__DATA IN THIS EXERCISE__:
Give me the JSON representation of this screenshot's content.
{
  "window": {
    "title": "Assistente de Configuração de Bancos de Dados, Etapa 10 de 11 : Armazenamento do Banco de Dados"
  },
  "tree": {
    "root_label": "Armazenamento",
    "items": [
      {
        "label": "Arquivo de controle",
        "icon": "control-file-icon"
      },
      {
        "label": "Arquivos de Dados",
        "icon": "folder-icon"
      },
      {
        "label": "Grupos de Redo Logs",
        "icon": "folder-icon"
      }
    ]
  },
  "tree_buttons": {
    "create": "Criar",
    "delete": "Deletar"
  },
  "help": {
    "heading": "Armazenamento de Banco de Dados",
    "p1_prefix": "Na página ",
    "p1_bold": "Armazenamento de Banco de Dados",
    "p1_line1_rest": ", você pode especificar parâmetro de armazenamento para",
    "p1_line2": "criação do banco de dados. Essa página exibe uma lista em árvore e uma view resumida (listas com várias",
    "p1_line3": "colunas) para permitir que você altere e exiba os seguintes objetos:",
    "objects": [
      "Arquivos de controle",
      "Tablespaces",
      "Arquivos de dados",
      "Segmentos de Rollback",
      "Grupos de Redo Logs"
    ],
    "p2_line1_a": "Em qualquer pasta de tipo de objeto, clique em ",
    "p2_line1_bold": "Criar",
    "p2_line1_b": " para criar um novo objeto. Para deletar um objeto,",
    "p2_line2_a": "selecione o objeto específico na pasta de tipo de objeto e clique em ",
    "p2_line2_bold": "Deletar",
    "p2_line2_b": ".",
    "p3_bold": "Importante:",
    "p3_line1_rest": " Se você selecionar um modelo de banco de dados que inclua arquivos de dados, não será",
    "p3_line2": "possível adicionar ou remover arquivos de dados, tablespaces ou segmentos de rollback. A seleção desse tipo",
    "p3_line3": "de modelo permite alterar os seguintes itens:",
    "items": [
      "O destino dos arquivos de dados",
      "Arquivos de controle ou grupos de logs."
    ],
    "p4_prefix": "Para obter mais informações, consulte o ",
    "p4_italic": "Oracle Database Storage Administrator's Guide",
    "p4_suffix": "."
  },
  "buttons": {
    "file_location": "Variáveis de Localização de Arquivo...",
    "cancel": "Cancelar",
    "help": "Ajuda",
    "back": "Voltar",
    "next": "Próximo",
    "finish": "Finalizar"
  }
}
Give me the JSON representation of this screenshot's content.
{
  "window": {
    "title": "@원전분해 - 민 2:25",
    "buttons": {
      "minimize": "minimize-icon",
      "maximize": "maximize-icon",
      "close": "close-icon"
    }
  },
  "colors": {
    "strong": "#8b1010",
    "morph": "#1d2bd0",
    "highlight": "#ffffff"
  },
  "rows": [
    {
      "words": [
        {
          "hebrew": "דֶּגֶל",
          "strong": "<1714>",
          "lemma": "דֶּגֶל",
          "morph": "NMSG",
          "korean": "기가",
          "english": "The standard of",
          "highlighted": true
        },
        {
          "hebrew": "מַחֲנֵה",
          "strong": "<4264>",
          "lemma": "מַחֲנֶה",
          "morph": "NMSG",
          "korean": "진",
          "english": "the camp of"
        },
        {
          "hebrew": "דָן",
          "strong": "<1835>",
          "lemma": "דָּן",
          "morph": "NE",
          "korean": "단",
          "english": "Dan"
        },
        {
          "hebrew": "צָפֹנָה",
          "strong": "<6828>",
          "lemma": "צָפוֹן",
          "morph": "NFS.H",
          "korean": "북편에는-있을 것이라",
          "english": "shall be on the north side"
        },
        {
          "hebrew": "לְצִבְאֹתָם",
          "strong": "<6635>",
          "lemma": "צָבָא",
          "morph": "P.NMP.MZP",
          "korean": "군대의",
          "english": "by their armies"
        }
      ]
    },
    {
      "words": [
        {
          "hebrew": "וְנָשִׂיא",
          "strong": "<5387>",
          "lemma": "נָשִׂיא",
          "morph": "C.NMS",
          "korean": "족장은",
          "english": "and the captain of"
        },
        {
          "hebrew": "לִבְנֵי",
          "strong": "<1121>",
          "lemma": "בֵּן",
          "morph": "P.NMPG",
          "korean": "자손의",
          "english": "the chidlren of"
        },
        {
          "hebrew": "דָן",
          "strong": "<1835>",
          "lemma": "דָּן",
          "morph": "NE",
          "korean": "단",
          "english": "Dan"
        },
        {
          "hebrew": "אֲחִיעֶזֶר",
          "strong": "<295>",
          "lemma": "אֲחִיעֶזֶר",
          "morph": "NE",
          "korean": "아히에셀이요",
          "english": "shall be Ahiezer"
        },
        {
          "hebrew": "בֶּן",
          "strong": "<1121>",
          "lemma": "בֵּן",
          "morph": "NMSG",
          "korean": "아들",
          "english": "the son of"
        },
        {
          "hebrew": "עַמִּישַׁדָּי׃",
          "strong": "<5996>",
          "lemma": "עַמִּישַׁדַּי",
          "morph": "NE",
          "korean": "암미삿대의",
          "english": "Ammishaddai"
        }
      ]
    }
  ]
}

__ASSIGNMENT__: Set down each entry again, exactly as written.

__SOLUTION FOR THIS TASK__:
Give me the JSON representation of this screenshot's content.
{
  "window": {
    "title": "Assistente de Configuração de Bancos de Dados, Etapa 10 de 11 : Armazenamento do Banco de Dados"
  },
  "tree": {
    "root_label": "Armazenamento",
    "items": [
      {
        "label": "Arquivo de controle",
        "icon": "control-file-icon"
      },
      {
        "label": "Arquivos de Dados",
        "icon": "folder-icon"
      },
      {
        "label": "Grupos de Redo Logs",
        "icon": "folder-icon"
      }
    ]
  },
  "tree_buttons": {
    "create": "Criar",
    "delete": "Deletar"
  },
  "help": {
    "heading": "Armazenamento de Banco de Dados",
    "p1_prefix": "Na página ",
    "p1_bold": "Armazenamento de Banco de Dados",
    "p1_line1_rest": ", você pode especificar parâmetro de armazenamento para",
    "p1_line2": "criação do banco de dados. Essa página exibe uma lista em árvore e uma view resumida (listas com várias",
    "p1_line3": "colunas) para permitir que você altere e exiba os seguintes objetos:",
    "objects": [
      "Arquivos de controle",
      "Tablespaces",
      "Arquivos de dados",
      "Segmentos de Rollback",
      "Grupos de Redo Logs"
    ],
    "p2_line1_a": "Em qualquer pasta de tipo de objeto, clique em ",
    "p2_line1_bold": "Criar",
    "p2_line1_b": " para criar um novo objeto. Para deletar um objeto,",
    "p2_line2_a": "selecione o objeto específico na pasta de tipo de objeto e clique em ",
    "p2_line2_bold": "Deletar",
    "p2_line2_b": ".",
    "p3_bold": "Importante:",
    "p3_line1_rest": " Se você selecionar um modelo de banco de dados que inclua arquivos de dados, não será",
    "p3_line2": "possível adicionar ou remover arquivos de dados, tablespaces ou segmentos de rollback. A seleção desse tipo",
    "p3_line3": "de modelo permite alterar os seguintes itens:",
    "items": [
      "O destino dos arquivos de dados",
      "Arquivos de controle ou grupos de logs."
    ],
    "p4_prefix": "Para obter mais informações, consulte o ",
    "p4_italic": "Oracle Database Storage Administrator's Guide",
    "p4_suffix": "."
  },
  "buttons": {
    "file_location": "Variáveis de Localização de Arquivo...",
    "cancel": "Cancelar",
    "help": "Ajuda",
    "back": "Voltar",
    "next": "Próximo",
    "finish": "Finalizar"
  }
}
Give me the JSON representation of this screenshot's content.
{
  "window": {
    "title": "@원전분해 - 민 2:25",
    "buttons": {
      "minimize": "minimize-icon",
      "maximize": "maximize-icon",
      "close": "close-icon"
    }
  },
  "colors": {
    "strong": "#8b1010",
    "morph": "#1d2bd0",
    "highlight": "#ffffff"
  },
  "rows": [
    {
      "words": [
        {
          "hebrew": "דֶּגֶל",
          "strong": "<1714>",
          "lemma": "דֶּגֶל",
          "morph": "NMSG",
          "korean": "기가",
          "english": "The standard of",
          "highlighted": true
        },
        {
          "hebrew": "מַחֲנֵה",
          "strong": "<4264>",
          "lemma": "מַחֲנֶה",
          "morph": "NMSG",
          "korean": "진",
          "english": "the camp of"
        },
        {
          "hebrew": "דָן",
          "strong": "<1835>",
          "lemma": "דָּן",
          "morph": "NE",
          "korean": "단",
          "english": "Dan"
        },
        {
          "hebrew": "צָפֹנָה",
          "strong": "<6828>",
          "lemma": "צָפוֹן",
          "morph": "NFS.H",
          "korean": "북편에는-있을 것이라",
          "english": "shall be on the north side"
        },
        {
          "hebrew": "לְצִבְאֹתָם",
          "strong": "<6635>",
          "lemma": "צָבָא",
          "morph": "P.NMP.MZP",
          "korean": "군대의",
          "english": "by their armies"
        }
      ]
    },
    {
      "words": [
        {
          "hebrew": "וְנָשִׂיא",
          "strong": "<5387>",
          "lemma": "נָשִׂיא",
          "morph": "C.NMS",
          "korean": "족장은",
          "english": "and the captain of"
        },
        {
          "hebrew": "לִבְנֵי",
          "strong": "<1121>",
          "lemma": "בֵּן",
          "morph": "P.NMPG",
          "korean": "자손의",
          "english": "the chidlren of"
        },
        {
          "hebrew": "דָן",
          "strong": "<1835>",
          "lemma": "דָּן",
          "morph": "NE",
          "korean": "단",
          "english": "Dan"
        },
        {
          "hebrew": "אֲחִיעֶזֶר",
          "strong": "<295>",
          "lemma": "אֲחִיעֶזֶר",
          "morph": "NE",
          "korean": "아히에셀이요",
          "english": "shall be Ahiezer"
        },
        {
          "hebrew": "בֶּן",
          "strong": "<1121>",
          "lemma": "בֵּן",
          "morph": "NMSG",
          "korean": "아들",
          "english": "the son of"
        },
        {
          "hebrew": "עַמִּישַׁדָּי׃",
          "strong": "<5996>",
          "lemma": "עַמִּישַׁדַּי",
          "morph": "NE",
          "korean": "암미삿대의",
          "english": "Ammishaddai"
        }
      ]
    }
  ]
}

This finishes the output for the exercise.